Many positive things can be said for planting a meadow garden. These naturalistic designs tend to be a bit wilder thanks to the use of native wildflowers and ornamental grasses, so they require less primping and preening throughout the year. And these designs tend to fill in quickly because of the plants used in them (i.e., perennials that are quick to multiply and bulk up). Also, meadow gardens attract scores of pollinators and birds because of those specific plant choices and how they are layered in a naturalistic fashion.
We may say that we garden for wildlife, but a garden by definition is stylized nature, crafted by and for people. Animals and insects are the willing beneficiaries of our efforts. Without a bit of order and structure, a space can appear chaotic and make visitors feel uneasy. For this reason, I chose to tweak my meadow garden design to make it friendlier and more soothing. Here are some differences between a traditional meadow garden and a stylized meadow garden.
This space proves that more structure leads to greater appeal. See how an award-winning landscape designer created a stylized meadow garden.
Traditional meadow garden
- Typically flat plane
- Plants that peak primarily in one season
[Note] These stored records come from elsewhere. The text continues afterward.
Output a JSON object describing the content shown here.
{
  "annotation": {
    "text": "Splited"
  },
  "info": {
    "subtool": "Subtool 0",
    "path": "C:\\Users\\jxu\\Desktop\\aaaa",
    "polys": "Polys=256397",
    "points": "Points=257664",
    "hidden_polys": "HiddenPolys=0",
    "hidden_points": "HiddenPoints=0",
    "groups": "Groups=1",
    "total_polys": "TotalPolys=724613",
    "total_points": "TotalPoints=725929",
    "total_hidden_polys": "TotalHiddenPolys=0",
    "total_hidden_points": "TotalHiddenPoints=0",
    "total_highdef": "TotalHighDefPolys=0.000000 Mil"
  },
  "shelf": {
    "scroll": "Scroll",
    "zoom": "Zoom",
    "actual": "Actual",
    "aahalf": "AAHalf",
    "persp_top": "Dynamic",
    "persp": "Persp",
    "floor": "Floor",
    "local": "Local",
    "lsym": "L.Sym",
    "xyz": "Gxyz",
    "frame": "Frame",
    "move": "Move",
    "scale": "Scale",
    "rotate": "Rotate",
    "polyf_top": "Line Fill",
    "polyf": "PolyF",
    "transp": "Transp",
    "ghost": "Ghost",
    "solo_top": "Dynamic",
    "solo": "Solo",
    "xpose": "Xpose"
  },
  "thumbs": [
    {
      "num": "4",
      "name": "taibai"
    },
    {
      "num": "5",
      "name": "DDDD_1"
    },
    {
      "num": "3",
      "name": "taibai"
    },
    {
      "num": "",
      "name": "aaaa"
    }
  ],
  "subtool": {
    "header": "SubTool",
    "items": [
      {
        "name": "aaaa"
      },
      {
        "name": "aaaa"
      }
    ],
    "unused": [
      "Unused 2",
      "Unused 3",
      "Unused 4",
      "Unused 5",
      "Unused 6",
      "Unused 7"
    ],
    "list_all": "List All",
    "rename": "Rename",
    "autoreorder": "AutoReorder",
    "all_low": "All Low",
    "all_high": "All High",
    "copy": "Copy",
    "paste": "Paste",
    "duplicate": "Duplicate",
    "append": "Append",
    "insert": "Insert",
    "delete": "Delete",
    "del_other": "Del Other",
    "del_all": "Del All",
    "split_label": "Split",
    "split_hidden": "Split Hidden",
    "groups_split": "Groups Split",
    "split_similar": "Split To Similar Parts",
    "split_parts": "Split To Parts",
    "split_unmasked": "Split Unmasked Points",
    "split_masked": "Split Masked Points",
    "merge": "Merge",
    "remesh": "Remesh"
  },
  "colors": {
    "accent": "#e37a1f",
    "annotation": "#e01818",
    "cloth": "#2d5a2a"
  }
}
- A layout that doesn’t encourage human interaction (i.e., minimal or nonexistent paths and/or seating areas)
- Mostly native plants that attract pollinators and wildlife
Stylized meadow garden
- Changes in elevation
- Lots of plants that provide four-season appeal
- The space deliberately invites humans in to enjoy it
- A mix of native and ornamental plants that attract pollinators and wildlife
Jay Sifford is an award-winning landscape designer in North Carolina.